Wednesday, August 6, 2008

Of Pakistan's New Media and Old Firebrands

It is a brand new world here in Pakistan. Under the new democratic government, the media seems freer than it ever was before. The play Chicago was up at the Pakistan Arts Council for eleven nights and was sold-out all eleven times. I went to watch it on Saturday and came out thrilled that such a risqué piece of theater was actually allowed here. Bold dances, sexy clothes, and unabashed references to sex! The audience, laughing and clapping through the entire play, absolutely loved it. And I, with more than a little wonder, thought that this would never have been possible five years back.

I also went to see the latest Pakistani movie Ramchand Pakistani over the weekend and was once again pleasantly surprised at how unconstipated its attitude towards sex and sexuality was.

The same is the case with the new TV channels and radio stations that have been flourishing over the past couple of years. Najam Shiraz’s new song Khwabon Ke Rishtey is a case in point. His music video deals with the problems teenage girls face from unwanted pregnancies and cheating boyfriends to sexual harassment and parental neglect. I won’t go so far as to say that his video deals with these things in a meaningful way but just that these taboo topics can be touched upon is something remarkable to me.

But really, underneath the face of an apparently free press, there is actually rampant self-censorship. While governmental interference is no longer something of huge concern to the media, the specter of an irrational mullah mob chanting Allah-u-Akbar and waving pitchforks and torches does send shivers down its spine.

I tell you this with such authority because I have been working at Dawn TV for the past month and have witnessed the self-censorship firsthand. There is an old man at Dawn TV, who looks like a relic from PTV of the fifties, called Censor Uncle. He watches all the shows before they air and checks to see whether the content will ruffle any fundo feathers or not. One talk show was forbidden from discussing abortion and another from mentioning that alcohol was legal before Bhutto went fundo in the 70s.

It is deplorable that the media feels compelled to censor itself when talking about simple historical facts or important social issues. So perhaps these new franker conversations about gender, sex and sexuality have to be put in the context of crazy Taliban burning down girls schools in Swat and vigilante groups of burqa clad women kidnapping Chinese masseuses. The mullah mob is able to bully the new freer media into self-censorhsip because of the government’s ambivalent attitude towards religion-motivated vigilantism.
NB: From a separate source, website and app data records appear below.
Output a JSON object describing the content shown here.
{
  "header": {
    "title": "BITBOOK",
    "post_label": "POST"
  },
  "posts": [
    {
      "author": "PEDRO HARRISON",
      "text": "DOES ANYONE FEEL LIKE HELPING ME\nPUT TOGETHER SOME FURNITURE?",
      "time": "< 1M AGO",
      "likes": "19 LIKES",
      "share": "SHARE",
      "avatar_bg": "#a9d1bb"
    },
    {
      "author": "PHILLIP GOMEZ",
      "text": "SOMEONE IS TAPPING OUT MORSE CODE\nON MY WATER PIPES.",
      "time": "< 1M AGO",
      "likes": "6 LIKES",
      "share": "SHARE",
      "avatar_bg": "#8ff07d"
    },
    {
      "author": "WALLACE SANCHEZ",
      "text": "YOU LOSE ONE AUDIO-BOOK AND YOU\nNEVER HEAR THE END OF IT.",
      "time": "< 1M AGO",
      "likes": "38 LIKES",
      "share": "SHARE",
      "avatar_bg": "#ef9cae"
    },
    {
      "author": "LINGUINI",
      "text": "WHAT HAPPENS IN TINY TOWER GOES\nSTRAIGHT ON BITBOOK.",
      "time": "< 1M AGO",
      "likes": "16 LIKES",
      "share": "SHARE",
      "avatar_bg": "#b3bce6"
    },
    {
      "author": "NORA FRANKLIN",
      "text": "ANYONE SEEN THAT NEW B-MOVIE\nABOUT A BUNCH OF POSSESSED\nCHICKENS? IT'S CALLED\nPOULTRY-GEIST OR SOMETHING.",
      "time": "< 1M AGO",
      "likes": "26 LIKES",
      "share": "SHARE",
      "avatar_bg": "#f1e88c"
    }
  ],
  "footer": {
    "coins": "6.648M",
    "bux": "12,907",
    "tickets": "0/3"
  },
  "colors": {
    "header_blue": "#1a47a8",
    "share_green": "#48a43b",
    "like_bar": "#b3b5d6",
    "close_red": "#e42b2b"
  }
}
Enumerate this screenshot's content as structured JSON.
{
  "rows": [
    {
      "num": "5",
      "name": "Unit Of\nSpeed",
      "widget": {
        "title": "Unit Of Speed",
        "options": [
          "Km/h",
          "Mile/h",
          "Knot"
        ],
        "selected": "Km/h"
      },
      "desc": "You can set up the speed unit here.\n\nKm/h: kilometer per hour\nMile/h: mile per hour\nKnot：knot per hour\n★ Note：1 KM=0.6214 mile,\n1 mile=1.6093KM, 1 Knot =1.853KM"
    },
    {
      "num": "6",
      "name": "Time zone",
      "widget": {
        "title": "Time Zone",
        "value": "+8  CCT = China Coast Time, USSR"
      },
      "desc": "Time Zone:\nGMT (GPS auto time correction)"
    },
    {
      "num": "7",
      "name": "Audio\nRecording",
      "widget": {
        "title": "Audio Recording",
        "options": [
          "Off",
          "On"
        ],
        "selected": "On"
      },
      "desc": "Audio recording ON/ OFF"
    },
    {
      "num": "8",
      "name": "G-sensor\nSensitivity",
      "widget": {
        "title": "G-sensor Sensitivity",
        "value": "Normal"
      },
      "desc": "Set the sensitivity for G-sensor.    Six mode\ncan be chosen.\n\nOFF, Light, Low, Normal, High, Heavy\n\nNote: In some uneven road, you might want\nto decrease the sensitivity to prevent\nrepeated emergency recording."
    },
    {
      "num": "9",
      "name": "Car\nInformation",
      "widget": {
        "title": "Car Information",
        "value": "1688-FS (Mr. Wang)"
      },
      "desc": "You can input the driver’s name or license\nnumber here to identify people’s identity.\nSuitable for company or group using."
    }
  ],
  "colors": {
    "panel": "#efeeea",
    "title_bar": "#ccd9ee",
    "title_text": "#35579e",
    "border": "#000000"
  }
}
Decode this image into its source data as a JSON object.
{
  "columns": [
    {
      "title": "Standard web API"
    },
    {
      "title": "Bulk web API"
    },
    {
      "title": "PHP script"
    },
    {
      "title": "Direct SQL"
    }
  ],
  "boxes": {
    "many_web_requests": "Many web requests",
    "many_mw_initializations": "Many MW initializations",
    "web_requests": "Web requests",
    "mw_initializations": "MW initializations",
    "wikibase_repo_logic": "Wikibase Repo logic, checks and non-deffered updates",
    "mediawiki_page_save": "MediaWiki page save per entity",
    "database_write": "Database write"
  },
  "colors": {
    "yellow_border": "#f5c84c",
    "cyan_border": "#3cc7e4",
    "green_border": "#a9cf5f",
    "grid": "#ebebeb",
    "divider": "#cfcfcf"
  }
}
The media would naturally protect itself rather than offend the crazies and find itself facing their wrath without any government protection.

Some may ask why it is so important to protect the media’s right to talk about sex anyways, especially since it makes most older Pakistanis extremely uncomfortable. Well first off, on the matter of principle, because freedom of speech means letting people talk about things that you do not like or agree with. Secondly because this traditional taboo on sex and sexuality prevents us as a society from having an honest debate and spreading awareness about women’s rights, sexual abuse, STDs, AIDS, unwanted pregnancies, abortions, family planning, rape, LGBT rights, sexual harassment and so many other issues. The new media can help us overcome our national prudishness but the government has to help it too by protecting it from the vigilante violence of the mullah brigade.